* _What is expected_:
Each line from the one containing "Serialize everything readable" through the end of the data is to be written out exactly, and nothing more.

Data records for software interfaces
************

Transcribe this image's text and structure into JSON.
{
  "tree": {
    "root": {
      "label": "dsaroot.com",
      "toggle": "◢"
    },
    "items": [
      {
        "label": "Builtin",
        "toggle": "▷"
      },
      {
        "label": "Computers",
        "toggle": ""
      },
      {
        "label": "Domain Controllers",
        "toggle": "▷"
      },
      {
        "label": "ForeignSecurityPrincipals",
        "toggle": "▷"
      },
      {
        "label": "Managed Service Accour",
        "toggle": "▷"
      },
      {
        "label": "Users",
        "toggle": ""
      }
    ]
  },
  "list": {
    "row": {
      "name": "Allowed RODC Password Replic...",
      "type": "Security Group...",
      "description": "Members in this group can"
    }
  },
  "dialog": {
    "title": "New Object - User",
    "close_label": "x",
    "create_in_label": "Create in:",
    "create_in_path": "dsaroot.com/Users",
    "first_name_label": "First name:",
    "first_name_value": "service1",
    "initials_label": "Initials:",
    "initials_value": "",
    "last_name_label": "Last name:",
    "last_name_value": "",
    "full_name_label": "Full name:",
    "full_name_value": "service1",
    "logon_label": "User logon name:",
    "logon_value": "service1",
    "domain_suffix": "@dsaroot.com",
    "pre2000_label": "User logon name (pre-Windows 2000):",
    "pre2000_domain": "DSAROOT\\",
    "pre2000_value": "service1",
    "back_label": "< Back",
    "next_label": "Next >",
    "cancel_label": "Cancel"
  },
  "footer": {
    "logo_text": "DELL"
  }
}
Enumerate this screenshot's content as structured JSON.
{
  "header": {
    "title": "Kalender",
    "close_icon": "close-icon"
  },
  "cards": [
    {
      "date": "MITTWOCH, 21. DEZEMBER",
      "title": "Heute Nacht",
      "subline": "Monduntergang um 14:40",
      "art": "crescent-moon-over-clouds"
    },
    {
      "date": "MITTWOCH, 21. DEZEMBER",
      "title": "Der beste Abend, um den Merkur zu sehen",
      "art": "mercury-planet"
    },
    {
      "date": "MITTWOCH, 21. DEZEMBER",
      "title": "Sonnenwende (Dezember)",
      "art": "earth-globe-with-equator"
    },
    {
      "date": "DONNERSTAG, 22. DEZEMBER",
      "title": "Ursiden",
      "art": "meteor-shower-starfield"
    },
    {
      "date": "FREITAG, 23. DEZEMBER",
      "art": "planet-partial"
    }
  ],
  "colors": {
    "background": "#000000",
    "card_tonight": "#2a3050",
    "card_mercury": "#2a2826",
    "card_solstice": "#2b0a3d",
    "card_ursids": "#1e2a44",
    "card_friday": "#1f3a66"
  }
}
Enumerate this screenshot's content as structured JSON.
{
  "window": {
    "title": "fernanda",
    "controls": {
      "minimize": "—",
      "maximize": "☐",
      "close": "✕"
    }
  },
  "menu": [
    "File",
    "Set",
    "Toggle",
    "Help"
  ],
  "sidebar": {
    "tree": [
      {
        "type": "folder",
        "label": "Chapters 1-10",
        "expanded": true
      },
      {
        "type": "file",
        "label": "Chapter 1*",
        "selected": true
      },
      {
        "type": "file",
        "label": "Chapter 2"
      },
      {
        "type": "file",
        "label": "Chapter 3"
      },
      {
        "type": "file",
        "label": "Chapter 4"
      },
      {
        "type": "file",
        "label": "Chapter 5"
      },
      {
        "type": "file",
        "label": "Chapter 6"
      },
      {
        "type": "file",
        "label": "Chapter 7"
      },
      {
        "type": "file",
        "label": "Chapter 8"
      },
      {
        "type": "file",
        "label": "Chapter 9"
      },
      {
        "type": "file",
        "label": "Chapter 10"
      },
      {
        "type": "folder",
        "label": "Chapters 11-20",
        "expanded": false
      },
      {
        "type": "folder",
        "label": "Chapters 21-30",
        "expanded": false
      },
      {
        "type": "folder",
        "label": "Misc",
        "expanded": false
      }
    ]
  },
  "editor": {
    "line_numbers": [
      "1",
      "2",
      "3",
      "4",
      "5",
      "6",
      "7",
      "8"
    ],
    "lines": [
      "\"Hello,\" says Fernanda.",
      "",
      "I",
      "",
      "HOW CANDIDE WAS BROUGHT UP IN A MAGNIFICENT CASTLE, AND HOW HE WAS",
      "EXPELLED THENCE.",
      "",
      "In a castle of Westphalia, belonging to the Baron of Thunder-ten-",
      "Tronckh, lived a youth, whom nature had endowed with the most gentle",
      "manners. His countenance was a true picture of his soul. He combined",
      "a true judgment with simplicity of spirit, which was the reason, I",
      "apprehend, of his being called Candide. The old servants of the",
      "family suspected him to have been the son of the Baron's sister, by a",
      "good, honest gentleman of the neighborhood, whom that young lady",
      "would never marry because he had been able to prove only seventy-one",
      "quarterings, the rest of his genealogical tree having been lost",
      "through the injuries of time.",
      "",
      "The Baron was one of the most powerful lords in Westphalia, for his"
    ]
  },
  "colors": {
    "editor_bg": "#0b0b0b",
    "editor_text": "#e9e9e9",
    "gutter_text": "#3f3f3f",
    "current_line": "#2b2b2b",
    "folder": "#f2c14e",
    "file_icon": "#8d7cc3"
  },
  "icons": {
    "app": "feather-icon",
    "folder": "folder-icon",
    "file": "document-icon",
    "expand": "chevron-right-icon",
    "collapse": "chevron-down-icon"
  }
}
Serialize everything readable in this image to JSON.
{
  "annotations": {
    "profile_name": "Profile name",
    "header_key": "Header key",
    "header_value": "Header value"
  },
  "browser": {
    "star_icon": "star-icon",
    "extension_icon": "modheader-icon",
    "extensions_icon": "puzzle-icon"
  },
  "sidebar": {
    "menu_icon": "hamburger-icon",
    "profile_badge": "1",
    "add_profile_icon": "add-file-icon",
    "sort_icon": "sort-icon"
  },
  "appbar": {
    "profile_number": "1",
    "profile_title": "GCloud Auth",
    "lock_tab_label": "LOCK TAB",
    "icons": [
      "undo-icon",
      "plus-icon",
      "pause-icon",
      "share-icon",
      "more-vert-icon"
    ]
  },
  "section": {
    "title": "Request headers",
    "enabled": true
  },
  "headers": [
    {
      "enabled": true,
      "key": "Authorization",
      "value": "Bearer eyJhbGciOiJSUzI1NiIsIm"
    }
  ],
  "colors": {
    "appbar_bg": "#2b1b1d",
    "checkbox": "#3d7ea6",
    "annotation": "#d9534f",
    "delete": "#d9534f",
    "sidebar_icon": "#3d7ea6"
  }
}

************

* _Solution to the problem_:
Serialize everything readable in this image to JSON.
{
  "annotations": {
    "profile_name": "Profile name",
    "header_key": "Header key",
    "header_value": "Header value"
  },
  "browser": {
    "star_icon": "star-icon",
    "extension_icon": "modheader-icon",
    "extensions_icon": "puzzle-icon"
  },
  "sidebar": {
    "menu_icon": "hamburger-icon",
    "profile_badge": "1",
    "add_profile_icon": "add-file-icon",
    "sort_icon": "sort-icon"
  },
  "appbar": {
    "profile_number": "1",
    "profile_title": "GCloud Auth",
    "lock_tab_label": "LOCK TAB",
    "icons": [
      "undo-icon",
      "plus-icon",
      "pause-icon",
      "share-icon",
      "more-vert-icon"
    ]
  },
  "section": {
    "title": "Request headers",
    "enabled": true
  },
  "headers": [
    {
      "enabled": true,
      "key": "Authorization",
      "value": "Bearer eyJhbGciOiJSUzI1NiIsIm"
    }
  ],
  "colors": {
    "appbar_bg": "#2b1b1d",
    "checkbox": "#3d7ea6",
    "annotation": "#d9534f",
    "delete": "#d9534f",
    "sidebar_icon": "#3d7ea6"
  }
}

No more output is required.